Take the 2-minute tour ×
Stack Overflow is a question and answer site for professional and enthusiast programmers. It's 100% free, no registration required.

Good afternoon everybody,

I am in a bit over my head and facing some tight deadlines, so hopefully someone can offer some advice.

My starting point will be a table in a SQL Server database, two of whose fields are x,y coordinates obtained from a gps unit. I will be responsible for geocoding (getting physical street address) these locations, and writing the result to a success table or a failure to an errors table. I am wrapping up the class library (C#) that actually does the geocoding process, but am very confused on the best way to tie everything together.

Ideally, I would like to send a dataset/datatable from SQL Server to some type of service, where the all records would be geocoded, and the result/failure for each record would be written back into the appropriate table. Being that the database and dll will reside on the same server, I don't see why I would use a web service. So, the rest of my investigation points to either a windows service or SQL CLR Integration. My main questions are:

  1. Is one of these methods more appropriate then the others?
  2. Is this approach acceptable(in terms of best practice)?

Any tips,comments,suggestions would be greatly appreciated.

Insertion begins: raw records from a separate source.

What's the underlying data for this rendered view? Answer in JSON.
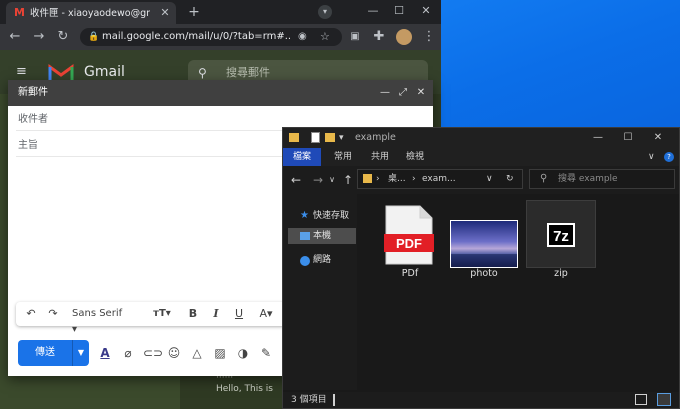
{
  "chrome": {
    "tab_title": "收件匣 - xiaoyaodewo@gmail...",
    "url": "mail.google.com/mail/u/0/?tab=rm#..."
  },
  "gmail": {
    "logo_word": "Gmail",
    "search_placeholder": "搜尋郵件",
    "preview_line1": "······",
    "preview_line2": "Hello, This is"
  },
  "compose": {
    "title": "新郵件",
    "to_placeholder": "收件者",
    "subject_placeholder": "主旨",
    "font_name": "Sans Serif",
    "send_label": "傳送"
  },
  "explorer": {
    "title": "example",
    "ribbon_tabs": [
      "檔案",
      "常用",
      "共用",
      "檢視"
    ],
    "path": [
      "桌...",
      "exam..."
    ],
    "search_placeholder": "搜尋 example",
    "nav_items": [
      "快速存取",
      "本機",
      "網路"
    ],
    "files": [
      {
        "name": "PDf",
        "icon": "pdf-file-icon"
      },
      {
        "name": "photo",
        "icon": "image-file-icon"
      },
      {
        "name": "zip",
        "icon": "7z-archive-icon"
      }
    ],
    "status": "3 個項目"
  },
  "colors": {
    "gmail_bg": "#2f3a23",
    "send_blue": "#1a73e8",
    "explorer_bg": "#191919",
    "ribbon_file": "#1f4ab8"
  }
}
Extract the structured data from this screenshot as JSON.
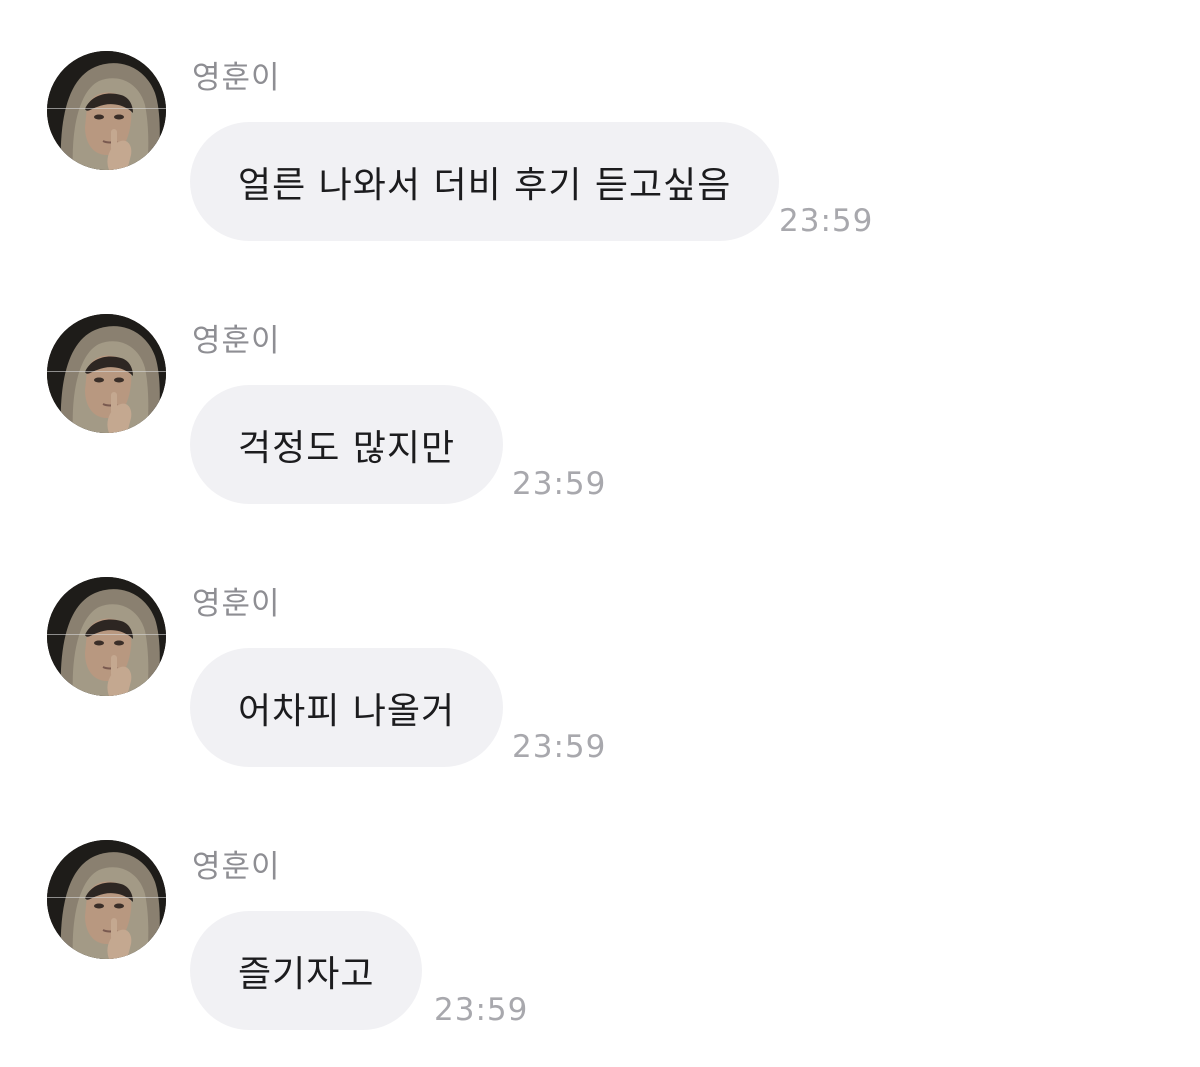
{
  "chat": {
    "messages": [
      {
        "sender": "영훈이",
        "avatar_icon": "profile-photo-hooded-person",
        "text": "얼른 나와서 더비 후기 듣고싶음",
        "time": "23:59"
      },
      {
        "sender": "영훈이",
        "avatar_icon": "profile-photo-hooded-person",
        "text": "걱정도 많지만",
        "time": "23:59"
      },
      {
        "sender": "영훈이",
        "avatar_icon": "profile-photo-hooded-person",
        "text": "어차피 나올거",
        "time": "23:59"
      },
      {
        "sender": "영훈이",
        "avatar_icon": "profile-photo-hooded-person",
        "text": "즐기자고",
        "time": "23:59"
      }
    ]
  },
  "colors": {
    "background": "#ffffff",
    "bubble": "#f1f1f4",
    "message_text": "#1c1c1e",
    "sender_text": "#8e8e93",
    "time_text": "#a8a8ad"
  }
}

On a side note, if it is not obvious already, I am a relatively novice programmer. This site has been an invaluable tool in my growth as a programmer, and I really appreciate the individuals who take the time to read posts and offer their expert advice.

share|improve this question

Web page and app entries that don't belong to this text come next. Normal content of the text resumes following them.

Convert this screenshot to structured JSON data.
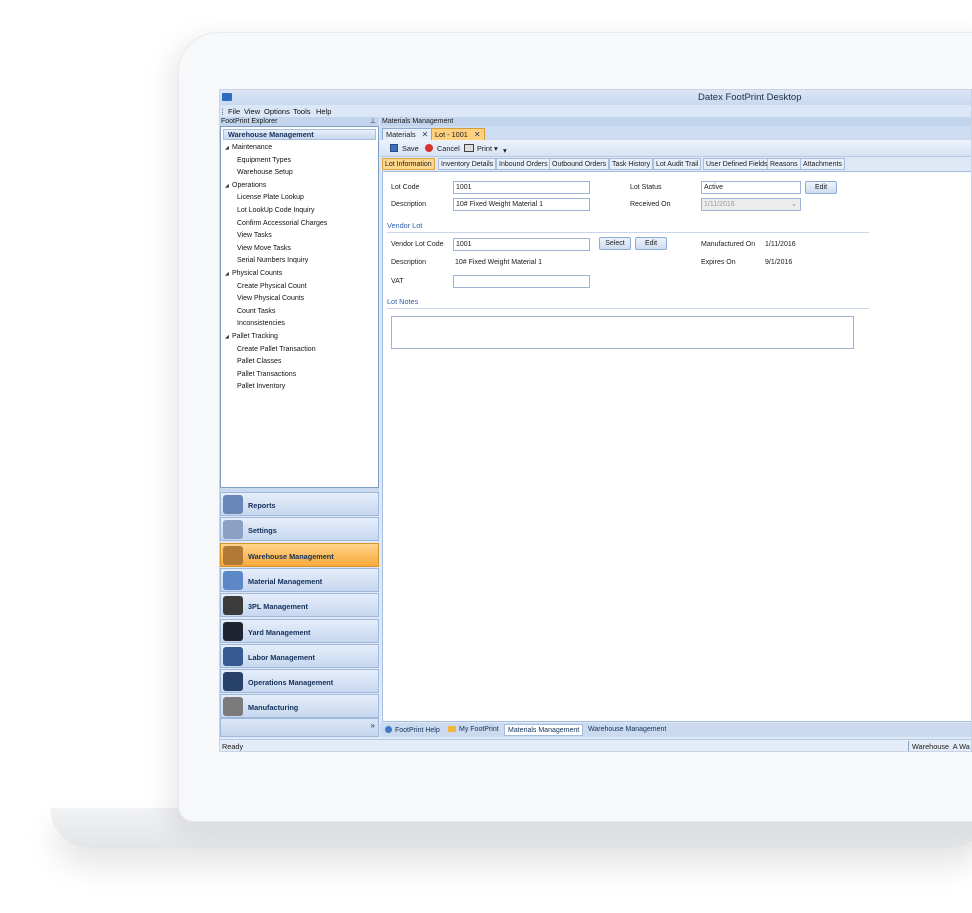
{
  "app": {
    "title": "Datex FootPrint Desktop"
  },
  "menu": [
    "File",
    "View",
    "Options",
    "Tools",
    "Help"
  ],
  "explorer": {
    "header": "FootPrint Explorer",
    "section": "Warehouse Management",
    "tree": [
      {
        "label": "Maintenance",
        "group": true
      },
      {
        "label": "Equipment Types"
      },
      {
        "label": "Warehouse Setup"
      },
      {
        "label": "Operations",
        "group": true
      },
      {
        "label": "License Plate Lookup"
      },
      {
        "label": "Lot LookUp Code Inquiry"
      },
      {
        "label": "Confirm Accessorial Charges"
      },
      {
        "label": "View Tasks"
      },
      {
        "label": "View Move Tasks"
      },
      {
        "label": "Serial Numbers Inquiry"
      },
      {
        "label": "Physical Counts",
        "group": true
      },
      {
        "label": "Create Physical Count"
      },
      {
        "label": "View Physical Counts"
      },
      {
        "label": "Count Tasks"
      },
      {
        "label": "Inconsistencies"
      },
      {
        "label": "Pallet Tracking",
        "group": true
      },
      {
        "label": "Create Pallet Transaction"
      },
      {
        "label": "Pallet Classes"
      },
      {
        "label": "Pallet Transactions"
      },
      {
        "label": "Pallet Inventory"
      }
    ]
  },
  "nav": [
    {
      "label": "Reports",
      "icon": "reports-icon",
      "color": "#6a86b8"
    },
    {
      "label": "Settings",
      "icon": "settings-icon",
      "color": "#8aa1c4"
    },
    {
      "label": "Warehouse Management",
      "icon": "warehouse-icon",
      "color": "#b07a36",
      "active": true
    },
    {
      "label": "Material Management",
      "icon": "material-icon",
      "color": "#5d88c7"
    },
    {
      "label": "3PL Management",
      "icon": "3pl-icon",
      "color": "#3b3b3b"
    },
    {
      "label": "Yard Management",
      "icon": "yard-icon",
      "color": "#1f2430"
    },
    {
      "label": "Labor Management",
      "icon": "labor-icon",
      "color": "#365b91"
    },
    {
      "label": "Operations Management",
      "icon": "operations-icon",
      "color": "#27416b"
    },
    {
      "label": "Manufacturing",
      "icon": "manufacturing-icon",
      "color": "#7b7b7b"
    }
  ],
  "main": {
    "header": "Materials Management",
    "doc_tabs": [
      {
        "label": "Materials"
      },
      {
        "label": "Lot - 1001",
        "active": true
      }
    ],
    "toolbar": {
      "save": "Save",
      "cancel": "Cancel",
      "print": "Print"
    },
    "subtabs": [
      {
        "label": "Lot Information",
        "active": true
      },
      {
        "label": "Inventory Details"
      },
      {
        "label": "Inbound Orders"
      },
      {
        "label": "Outbound Orders"
      },
      {
        "label": "Task History"
      },
      {
        "label": "Lot Audit Trail"
      },
      {
        "label": "User Defined Fields"
      },
      {
        "label": "Reasons"
      },
      {
        "label": "Attachments"
      }
    ],
    "form": {
      "lot_code_label": "Lot Code",
      "lot_code": "1001",
      "description_label": "Description",
      "description": "10# Fixed Weight Material 1",
      "lot_status_label": "Lot Status",
      "lot_status": "Active",
      "edit": "Edit",
      "received_on_label": "Received On",
      "received_on": "1/11/2016",
      "vendor_lot_section": "Vendor Lot",
      "vendor_lot_code_label": "Vendor Lot Code",
      "vendor_lot_code": "1001",
      "select": "Select",
      "vendor_description_label": "Description",
      "vendor_description": "10# Fixed Weight Material 1",
      "vat_label": "VAT",
      "vat": "",
      "manufactured_on_label": "Manufactured On",
      "manufactured_on": "1/11/2016",
      "expires_on_label": "Expires On",
      "expires_on": "9/1/2016",
      "lot_notes_section": "Lot Notes"
    },
    "bottom_tabs": [
      {
        "label": "FootPrint Help"
      },
      {
        "label": "My FootPrint"
      },
      {
        "label": "Materials Management",
        "active": true
      },
      {
        "label": "Warehouse Management"
      }
    ]
  },
  "status": {
    "left": "Ready",
    "right": "Warehouse  A Wa"
  }
}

1 Answer 1

Your geo-coding code will likely connect to a geo-coding service, and this rules out SQL CLR integration. Whicle technically possible, accesing external resources, specially web services, from inside SQL CLR is a the biggest mistake you can make. Over a period of few days, your server will be frozen in worker starvation because of CLR thread hijack, guaranteed.

The best approach is to use an ETL strategy. The coordinates are dumped into a staging table, you start your ETL process and transform all coordinates into geocodes, and write the results into the success and error tables. An ETL approach usually accounts for batching, intreruption and resuming and so on. The ETL can be a SQL job launching an application, a SSIS package, there are many ways to do it, the important bit is the separation of work into staging tables and the provisioning of suspend/resume semantics. The dll code you have right now (which I assume is a geocoding web service client proxy code) is probably 0.001% of your project.

Whether the process needs to be exposed as a web-service, is completely orthogonal to the ETL process and it should be driven by your client connecting requierements and technology. In other words if the client code preffer to upload the coordinates using WS, do it so, as long as you account for large datasets and as long as you provide decoupled, asynchronous and queued, semantics for results.

share|improve this answer
    
Why would using SQL Server CLR cause thread starvation? If the service is a singleton, and properly disposes of it's resources when finished, is it still considered a bad idea? –  Kevin Babcock Mar 30 '11 at 0:55

Your Answer

 
discard

By posting your answer, you agree to the privacy policy and terms of service.

Not the answer you're looking for? Browse other questions tagged or ask your own question.